In a January 2018 meeting, Trump’s lawyers held a practice session with Trump for a potential interview with Special Counsel Mueller in the Trump-Russia investigation. After reenacting the session with Mueller and his deputy, Trump’s lawyer John Dowd told the President, “Don’t testify. It’s either that or an orange jumpsuit.”

White House Denials

After initial shock and the lack of an official response, close advisors described in the book spent Wednesday denying their quoted words. Defense Secretary Jim Mattis said the book is “fiction…the product of someone’s rich imagination”. Press Secretary Sarah Huckabee derided it as “nothing more than fabricated stories, many by former disgruntled employees”.

The White House also recycled a denial from Kelly in the spring of his description of “idiot” Trump, in which the Chief of Staff said the claim is “total BS” and he and Trump have “an incredibly candid and strong relationship”.
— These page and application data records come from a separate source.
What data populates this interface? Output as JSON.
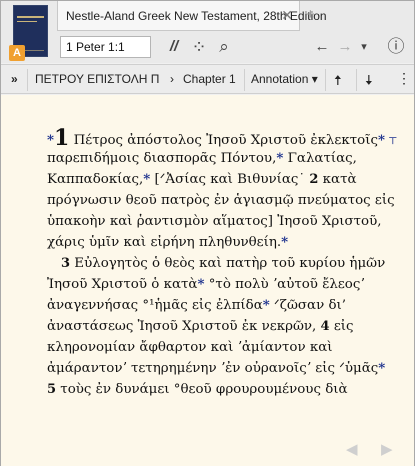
{
  "tab": {
    "title": "Nestle-Aland Greek New Testament, 28th Edition",
    "close": "✕",
    "add": "+"
  },
  "badge": "A",
  "toolbar": {
    "reference_value": "1 Peter 1:1",
    "parallel_icon": "//",
    "visual_filter_icon": "⁘",
    "search_icon": "⌕",
    "back_icon": "←",
    "forward_icon": "→",
    "dropdown_icon": "▾",
    "info_icon": "ⓘ"
  },
  "nav": {
    "expand_icon": "»",
    "book": "ΠΕΤΡΟΥ ΕΠΙΣΤΟΛΗ Π",
    "chevron": "›",
    "chapter": "Chapter 1",
    "annotation": "Annotation ▾",
    "up_icon": "🠅",
    "down_icon": "🠇",
    "more_icon": "⋮"
  },
  "text_lines": [
    {
      "pre_star": "*",
      "num": "1",
      "text": " Πέτρος ἀπόστολος Ἰησοῦ Χριστοῦ ἐκλεκτοῖς",
      "post": "*",
      "mark": " ⊤"
    },
    {
      "text": "παρεπιδήμοις διασπορᾶς Πόντου,",
      "post": "*",
      "tail": " Γαλατίας,"
    },
    {
      "text": "Καππαδοκίας,",
      "post": "*",
      "tail": " [ᐟἈσίας καὶ Βιθυνίας˙  ",
      "vnum": "2",
      "tail2": " κατὰ"
    },
    {
      "text": "πρόγνωσιν θεοῦ πατρὸς ἐν ἁγιασμῷ πνεύματος εἰς"
    },
    {
      "text": "ὑπακοὴν καὶ ῥαντισμὸν αἵματος] Ἰησοῦ Χριστοῦ,"
    },
    {
      "text": "χάρις ὑμῖν καὶ εἰρήνη πληθυνθείη.",
      "post": "*"
    },
    {
      "vnum": "3",
      "text": " Εὐλογητὸς ὁ θεὸς καὶ πατὴρ τοῦ κυρίου ἡμῶν",
      "indent": true
    },
    {
      "text": "Ἰησοῦ Χριστοῦ ὁ κατὰ",
      "post": "*",
      "tail": " °τὸ πολὺ ʼαὐτοῦ ἔλεοςʼ"
    },
    {
      "text": "ἀναγεννήσας °¹ἡμᾶς εἰς ἐλπίδα",
      "post": "*",
      "tail": " ᐟζῶσαν δι’"
    },
    {
      "text": "ἀναστάσεως Ἰησοῦ Χριστοῦ ἐκ νεκρῶν, ",
      "vnum": "4",
      "tail": " εἰς"
    },
    {
      "text": "κληρονομίαν ἄφθαρτον καὶ ʼἀμίαντον καὶ"
    },
    {
      "text": "ἀμάραντονʼ τετηρημένην ʼἐν οὐρανοῖςʼ εἰς ᐟὑμᾶς",
      "post": "*"
    },
    {
      "vnum": "5",
      "text": " τοὺς ἐν δυνάμει °θεοῦ φρουρουμένους διὰ"
    }
  ],
  "pager": {
    "prev": "◀",
    "next": "▶"
  },
  "colors": {
    "content_bg": "#fdf8ea",
    "star": "#1a2f8c",
    "badge": "#f0a030"
  }
}
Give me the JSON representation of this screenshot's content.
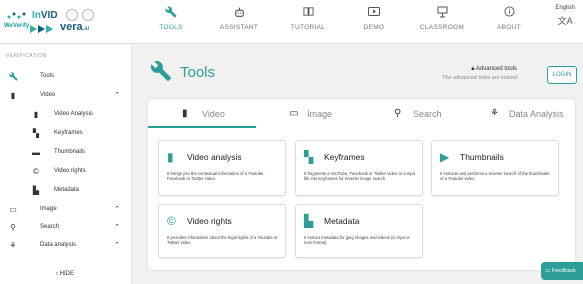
{
  "brand": {
    "invid_part1": "In",
    "invid_part2": "VID",
    "weverify": "WeVerify",
    "vera": "vera",
    "vera_suffix": ".ai"
  },
  "topnav": [
    {
      "label": "TOOLS",
      "icon": "wrench-icon"
    },
    {
      "label": "ASSISTANT",
      "icon": "assistant-icon"
    },
    {
      "label": "TUTORIAL",
      "icon": "book-icon"
    },
    {
      "label": "DEMO",
      "icon": "video-demo-icon"
    },
    {
      "label": "CLASSROOM",
      "icon": "classroom-icon"
    },
    {
      "label": "ABOUT",
      "icon": "info-icon"
    }
  ],
  "language": {
    "label": "English",
    "icon": "translate-icon"
  },
  "sidebar": {
    "section": "VERIFICATION",
    "items": [
      {
        "label": "Tools"
      },
      {
        "label": "Video"
      },
      {
        "label": "Video Analysis"
      },
      {
        "label": "Keyframes"
      },
      {
        "label": "Thumbnails"
      },
      {
        "label": "Video rights"
      },
      {
        "label": "Metadata"
      },
      {
        "label": "Image"
      },
      {
        "label": "Search"
      },
      {
        "label": "Data analysis"
      }
    ],
    "hide": "‹  HIDE"
  },
  "main": {
    "title": "Tools",
    "advanced_title": "Advanced tools",
    "advanced_sub": "The advanced tools are locked",
    "login": "LOGIN",
    "tabs": [
      {
        "label": "Video"
      },
      {
        "label": "Image"
      },
      {
        "label": "Search"
      },
      {
        "label": "Data Analysis"
      }
    ],
    "cards": [
      {
        "title": "Video analysis",
        "desc": "It brings you the contextual information of a Youtube, Facebook or Twitter video"
      },
      {
        "title": "Keyframes",
        "desc": "It fragments a YouTube, Facebook or Twitter video or a mp4 file into keyframes for reverse image search"
      },
      {
        "title": "Thumbnails",
        "desc": "It extracts and performs a reverse search of the thumbnails of a Youtube video"
      },
      {
        "title": "Video rights",
        "desc": "It provides information about the legal rights of a Youtube or Twitter video"
      },
      {
        "title": "Metadata",
        "desc": "It extract metadata for jpeg images and videos (in mp4 or m4v format)"
      }
    ]
  },
  "feedback": "Feedback",
  "colors": {
    "accent": "#2d9e97"
  }
}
Former Trump lawyer Dowd rejected the account of the problematic practice session with his client.

Trump broke his silence on Wednesday night, referring to a depiction of him and the Attorney General whom he regularly insults and threatens to dismiss:

See TrumpWatch, Day 591: Trump Blasts Attorney General Sessions — and US Justice System

Trump then tweeted about two articles with Mattis’s “fiction” remark.

“It’s just another bad book. He’s had a lot of credibility problems,” Trump told the conservative site Daily Caller.


But other advisors immediately undercut the denials by speaking of a “paranoid” Trump as he learned on Tuesday of the forthcoming book.

One source said Trump was already agitated by a book by former White House advisor Omarosa Manigault Newman, describing Trump as a racist, and believes he has been betrayed by aides and confidants over the Trump-Russia investigation.

“He doesn’t think he can trust anybody,” the advisor said.

Trump urged senior White House staff and Cabinet members to speak out and deny their quotes in the book, and he expressed frustration with

Trump is also frustrated with White House counselor Kellyanne Conway, claiming that she did not tell him of Woodward’s approaches for an interview, said a “senior White House official”.

Another White House official said the usual tactic over critical portrayals is to discredit the author — pursued over Michael Wolff’s “Fire and Fury” and Manigault Newman’s “Unhinged”. But the official noted that this is unlikely to work with Woodward, given his career of more than 40 years with multiple Pulitzer Prizes as well as Watergate fame.

Conway told others in the White House that Woodward is credible.

Other current and former White House aides said the book rings true, even if they are not sure of every detail. “I’m not sure why everyone is acting so shocked,” one “former senior administration official” said.

And even ardent Trump Administration defenders were conceding to Woodward. Ari Fleischer, Press Secretary under President George W. Bush, tweeted: